* **PROBLEM DETAILS**:
Go through the entries below. Copy out every line that contains "Assign".

══════════════════════════════

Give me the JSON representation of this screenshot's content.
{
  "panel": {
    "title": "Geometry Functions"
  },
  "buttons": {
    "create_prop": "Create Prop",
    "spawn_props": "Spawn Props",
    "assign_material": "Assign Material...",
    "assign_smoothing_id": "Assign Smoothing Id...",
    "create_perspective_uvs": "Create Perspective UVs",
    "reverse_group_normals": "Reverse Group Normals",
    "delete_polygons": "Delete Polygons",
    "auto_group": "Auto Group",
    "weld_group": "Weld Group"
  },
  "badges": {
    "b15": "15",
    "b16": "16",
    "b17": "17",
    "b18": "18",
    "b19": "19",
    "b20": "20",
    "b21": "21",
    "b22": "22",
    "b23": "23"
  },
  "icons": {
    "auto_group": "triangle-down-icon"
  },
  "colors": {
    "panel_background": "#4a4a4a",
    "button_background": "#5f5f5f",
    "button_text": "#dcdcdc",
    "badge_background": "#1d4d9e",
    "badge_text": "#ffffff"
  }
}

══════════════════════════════

* **ANSWER FOR THIS EXERCISE**:
    "assign_material": "Assign Material...",
    "assign_smoothing_id": "Assign Smoothing Id...",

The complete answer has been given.